But Laughlin told the Times-News that, even with a budget shortfall exacerbated by the coronavirus pandemic, his sponsorship is not about the money.
“I know there are many people who believe this will be a large revenue stream, but that’s at the very bottom of my list of reasons to introduce this bill,” he said. “This is where we are as a country. The majority of people want this legalized and regulated.”
Gov. Tom Wolf (D), meanwhile, said earlier this month that marijuana legalization is a priority as he begins annual budget negotiations with lawmakers—even though his formal spending request doesn’t contain legislative language to actually accomplish the cannabis policy change.
The governor has repeatedly called for legalization and pressured the Republican-controlled legislature to pursue the reform since coming out in favor of the policy in 2019. Shortly after he did that, a lawmaker filed a bill to legalize marijuana through a state-run model.
A majority of Senate Democrats sent Wolf a letter in July arguing that legislators should pursue the policy change in order to generate revenue to make up for losses resulting from the COVID-19 pandemic.
Meanwhile, reform advocates also have a strong champion of legalization in Lt. Gov. John Fetterman (D).

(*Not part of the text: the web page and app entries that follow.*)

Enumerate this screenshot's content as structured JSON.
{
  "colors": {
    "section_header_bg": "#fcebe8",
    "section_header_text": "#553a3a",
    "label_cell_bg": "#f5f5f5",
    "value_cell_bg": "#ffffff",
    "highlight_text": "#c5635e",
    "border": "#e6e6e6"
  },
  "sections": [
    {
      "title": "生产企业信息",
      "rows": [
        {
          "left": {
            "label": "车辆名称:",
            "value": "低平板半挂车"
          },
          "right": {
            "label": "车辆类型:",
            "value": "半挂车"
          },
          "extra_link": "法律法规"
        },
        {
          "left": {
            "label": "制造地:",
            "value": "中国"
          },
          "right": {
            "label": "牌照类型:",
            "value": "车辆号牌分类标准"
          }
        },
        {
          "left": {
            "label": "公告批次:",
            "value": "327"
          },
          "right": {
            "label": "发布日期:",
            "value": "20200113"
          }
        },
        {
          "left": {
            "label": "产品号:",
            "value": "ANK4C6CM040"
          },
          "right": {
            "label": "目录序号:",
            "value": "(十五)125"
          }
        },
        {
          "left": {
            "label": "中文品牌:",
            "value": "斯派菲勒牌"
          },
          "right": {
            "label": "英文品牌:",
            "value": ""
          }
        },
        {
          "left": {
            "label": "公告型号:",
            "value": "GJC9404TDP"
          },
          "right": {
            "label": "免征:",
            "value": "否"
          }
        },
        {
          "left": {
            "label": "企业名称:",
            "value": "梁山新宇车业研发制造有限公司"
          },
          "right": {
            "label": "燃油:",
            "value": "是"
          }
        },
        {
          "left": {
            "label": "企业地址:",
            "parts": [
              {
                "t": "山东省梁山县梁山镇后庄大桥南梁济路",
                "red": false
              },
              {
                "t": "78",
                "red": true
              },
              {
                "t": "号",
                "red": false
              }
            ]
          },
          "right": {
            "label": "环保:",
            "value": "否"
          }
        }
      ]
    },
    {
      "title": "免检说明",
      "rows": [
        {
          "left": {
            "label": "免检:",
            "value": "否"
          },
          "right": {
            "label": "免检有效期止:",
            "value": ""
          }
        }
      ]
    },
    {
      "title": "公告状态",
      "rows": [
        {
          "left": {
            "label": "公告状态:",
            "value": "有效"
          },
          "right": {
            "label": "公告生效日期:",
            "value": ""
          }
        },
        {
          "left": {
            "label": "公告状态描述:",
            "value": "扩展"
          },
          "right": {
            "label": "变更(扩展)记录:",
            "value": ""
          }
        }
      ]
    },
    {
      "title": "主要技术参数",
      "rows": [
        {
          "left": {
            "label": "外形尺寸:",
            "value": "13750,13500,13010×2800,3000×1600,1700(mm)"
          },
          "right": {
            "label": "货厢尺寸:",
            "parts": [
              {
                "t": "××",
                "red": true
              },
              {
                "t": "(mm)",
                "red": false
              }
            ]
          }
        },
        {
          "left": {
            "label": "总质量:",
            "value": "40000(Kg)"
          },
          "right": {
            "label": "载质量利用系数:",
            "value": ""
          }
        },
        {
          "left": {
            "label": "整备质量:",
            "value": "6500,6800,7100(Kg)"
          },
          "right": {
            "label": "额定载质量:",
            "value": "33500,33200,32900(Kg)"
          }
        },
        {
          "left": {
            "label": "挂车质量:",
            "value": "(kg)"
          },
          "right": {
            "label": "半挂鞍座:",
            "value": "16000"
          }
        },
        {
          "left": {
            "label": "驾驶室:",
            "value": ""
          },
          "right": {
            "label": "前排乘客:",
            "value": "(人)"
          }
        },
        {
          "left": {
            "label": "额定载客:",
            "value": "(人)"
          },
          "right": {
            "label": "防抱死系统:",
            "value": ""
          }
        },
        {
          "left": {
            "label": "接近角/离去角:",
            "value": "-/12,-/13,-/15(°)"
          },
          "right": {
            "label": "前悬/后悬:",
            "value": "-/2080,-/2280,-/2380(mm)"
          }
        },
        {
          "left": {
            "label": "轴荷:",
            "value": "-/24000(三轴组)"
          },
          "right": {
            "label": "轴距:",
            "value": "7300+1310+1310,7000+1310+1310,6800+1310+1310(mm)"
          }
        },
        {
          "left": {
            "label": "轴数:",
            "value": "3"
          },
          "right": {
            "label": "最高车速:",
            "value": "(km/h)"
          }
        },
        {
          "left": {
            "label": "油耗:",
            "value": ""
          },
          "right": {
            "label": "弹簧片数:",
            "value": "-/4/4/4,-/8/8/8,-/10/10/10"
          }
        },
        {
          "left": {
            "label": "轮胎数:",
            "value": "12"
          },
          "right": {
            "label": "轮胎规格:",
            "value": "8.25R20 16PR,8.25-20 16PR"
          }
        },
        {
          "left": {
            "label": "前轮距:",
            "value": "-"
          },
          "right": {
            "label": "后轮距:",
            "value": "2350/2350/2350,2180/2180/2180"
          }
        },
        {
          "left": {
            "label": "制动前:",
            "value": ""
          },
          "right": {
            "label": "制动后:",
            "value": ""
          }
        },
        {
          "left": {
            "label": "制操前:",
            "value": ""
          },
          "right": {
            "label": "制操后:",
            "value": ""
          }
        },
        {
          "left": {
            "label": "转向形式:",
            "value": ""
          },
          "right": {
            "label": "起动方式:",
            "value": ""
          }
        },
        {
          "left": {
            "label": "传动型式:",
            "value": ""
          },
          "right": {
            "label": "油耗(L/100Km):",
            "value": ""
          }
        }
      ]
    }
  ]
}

The top official, who is running for U.S. Senate, previously led a listening tour across the state to solicit public input on legalization. He’s credited that effort with helping to move the governor toward embracing comprehensive reform.
While Republican lawmakers have resisted these calls, Fetterman has put his support centerstage, including by hanging marijuana-themed flags at his Capitol office.
In an interview with Marijuana Moment last month, he said the decor was removed this week at the behest of certain GOP members who passed a temporary budget restricting the types of flags that can be flown on government property—but he promptly put them back up.
Fetterman also said that farmers in his state can grow better marijuana than people in New Jersey—where voters approved a legalization referendum in November—and that’s one reason why Pennsylvania should expeditiously reform its cannabis laws.
In September, the lieutenant governor hosted a virtual forum where he got advice on how to effectively implement a cannabis system from his counterparts in Illinois and Michigan, which have enacted legalization.
Photo courtesy of Mike Latimer.